A journalist from Sri Lanka, a thorough professional and a friend for nearly three decades, cited my former editor Vinod Mehta’s book, Mr. Editor, How Close Are You to the PM? — which had argued for maintaining an adversarial relationship between those in power and those who are mandated to run news organisations — and posed three main questions and a supplementary one. What is the nature of the relationship between the Editor and the Readers’ Editor? Whose decision is final? Do readers gain from this institutional mechanism? If yes, what do they gain and how?
The answers for the first two questions are self-evident. The equation between the Editor and the Readers’ Editor is neither adversarial nor convivial. In this relationship, the governing code is to respect the remit and not to indulge in overreach, one where the principles of journalism are upheld without undermining the authority of the Editor.

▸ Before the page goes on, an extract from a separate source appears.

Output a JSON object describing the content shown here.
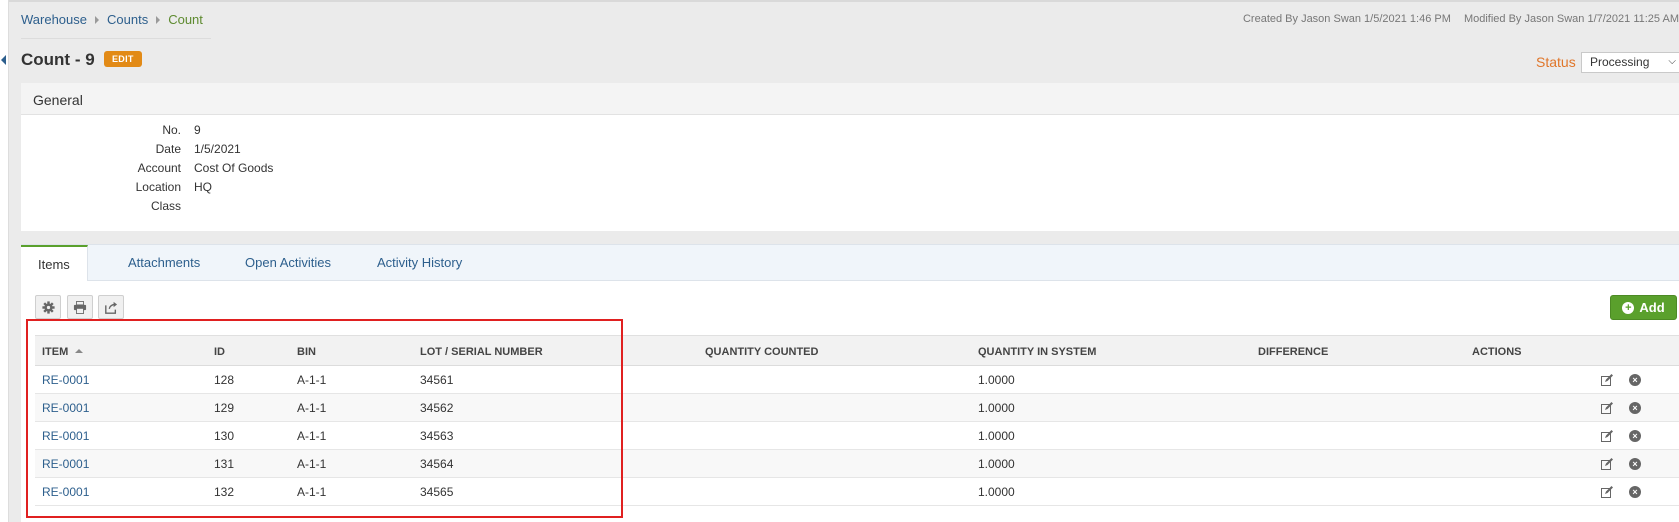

Once the perimeter is clearly drawn, the decision-making process becomes clear to all stakeholders. The Editor is the final authority in deciding what to publish. And, in post-publication, the decision of the ombudsman is final and binding.

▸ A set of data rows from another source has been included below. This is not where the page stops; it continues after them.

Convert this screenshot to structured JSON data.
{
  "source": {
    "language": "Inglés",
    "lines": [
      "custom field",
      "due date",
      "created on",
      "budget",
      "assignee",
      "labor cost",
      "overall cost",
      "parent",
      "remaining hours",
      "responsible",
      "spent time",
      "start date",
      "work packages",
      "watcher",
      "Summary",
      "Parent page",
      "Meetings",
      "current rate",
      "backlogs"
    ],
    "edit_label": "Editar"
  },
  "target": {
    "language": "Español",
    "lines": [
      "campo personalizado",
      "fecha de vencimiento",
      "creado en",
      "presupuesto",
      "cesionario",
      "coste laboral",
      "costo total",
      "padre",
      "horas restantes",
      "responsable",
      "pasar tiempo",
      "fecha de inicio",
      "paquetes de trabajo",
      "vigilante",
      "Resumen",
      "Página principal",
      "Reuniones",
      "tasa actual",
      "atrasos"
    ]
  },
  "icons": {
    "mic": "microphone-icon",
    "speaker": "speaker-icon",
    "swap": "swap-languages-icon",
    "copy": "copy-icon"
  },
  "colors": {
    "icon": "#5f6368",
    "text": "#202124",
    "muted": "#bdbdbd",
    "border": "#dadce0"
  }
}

“What readers gain?” is a difficult but unavoidable question. The gains are both tangible and intangible. The obvious tangible gain is that there is a mechanism that enables a visible mending process to correct any errors that happen in this deadline-driven profession and to retain the position of this legacy newspaper as a paper of record.

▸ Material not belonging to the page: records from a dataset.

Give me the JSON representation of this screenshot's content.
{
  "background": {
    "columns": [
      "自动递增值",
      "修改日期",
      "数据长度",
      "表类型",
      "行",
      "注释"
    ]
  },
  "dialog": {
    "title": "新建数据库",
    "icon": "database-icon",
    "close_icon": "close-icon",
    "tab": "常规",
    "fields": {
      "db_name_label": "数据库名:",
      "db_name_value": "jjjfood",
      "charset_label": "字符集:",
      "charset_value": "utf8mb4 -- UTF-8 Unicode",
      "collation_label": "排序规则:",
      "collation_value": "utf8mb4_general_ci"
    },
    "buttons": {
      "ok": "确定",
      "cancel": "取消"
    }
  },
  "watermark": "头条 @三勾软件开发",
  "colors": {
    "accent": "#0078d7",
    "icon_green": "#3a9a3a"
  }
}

The intangible gains are trust and credibility. An ombudsman is an active listener. In my case, I do not rely only on the mail we receive on a daily basis or on comments that appear below the line for most of our stories to understand the readers. I realise that most readers write only when they strongly approve or disapprove of a particular story. But, the readers do engage with the newspaper as a whole. They are the raison d’être for a newspaper. Their views are nuanced and varied. Very often I receive conflicting and contending views from readers. How does one decide which reader is right?
Despite the fact that my livelihood is dependent on written words, I rely on the grand old oral tradition to understand readers. I take poet and storyteller Joseph Bruchac’s words to my heart to do my work: “The image of an oral telling may be caught on paper, film or in digital format, but recordings are not the word shared live. The presence of teller and audience, and the immediacy of the moment are not fully captured by any form of technology. Unlike the insect frozen in amber, a told story is alive. It always changes from one telling to the next depending on the voice and mood of the storyteller, the place of its telling, the response of the audience. The story breathes with the teller’s breath.”
My task is not only to listen to readers but to also convey their opinions with all its textures, layers and complexities to the editorial team. The idea of an Open House between readers and the senior editorial team of this newspaper flows from this unfailing faith in oral tradition. The physical presence of readers amidst the editorial staff becomes a silo-breaker. The fifth Open House is scheduled in Delhi this weekend. The warmth in this dialogue can never be captured by any innovation of Silicon Valley.
In his novel Identity , Milan Kundera talked about the need to maintain the wholeness of the self. For him to ensure that the self does not shrink, “memories have to be watered like potted flowers, and the watering calls for regular contact with the witnesses of the past, that is to say with friends.” He wrote: “They are our mirror; our memory; we ask nothing of them but that they polish the mirror from time to time so we can look at ourselves in it.” Readers are our mirrors and we invite them so that we can look at ourselves in them.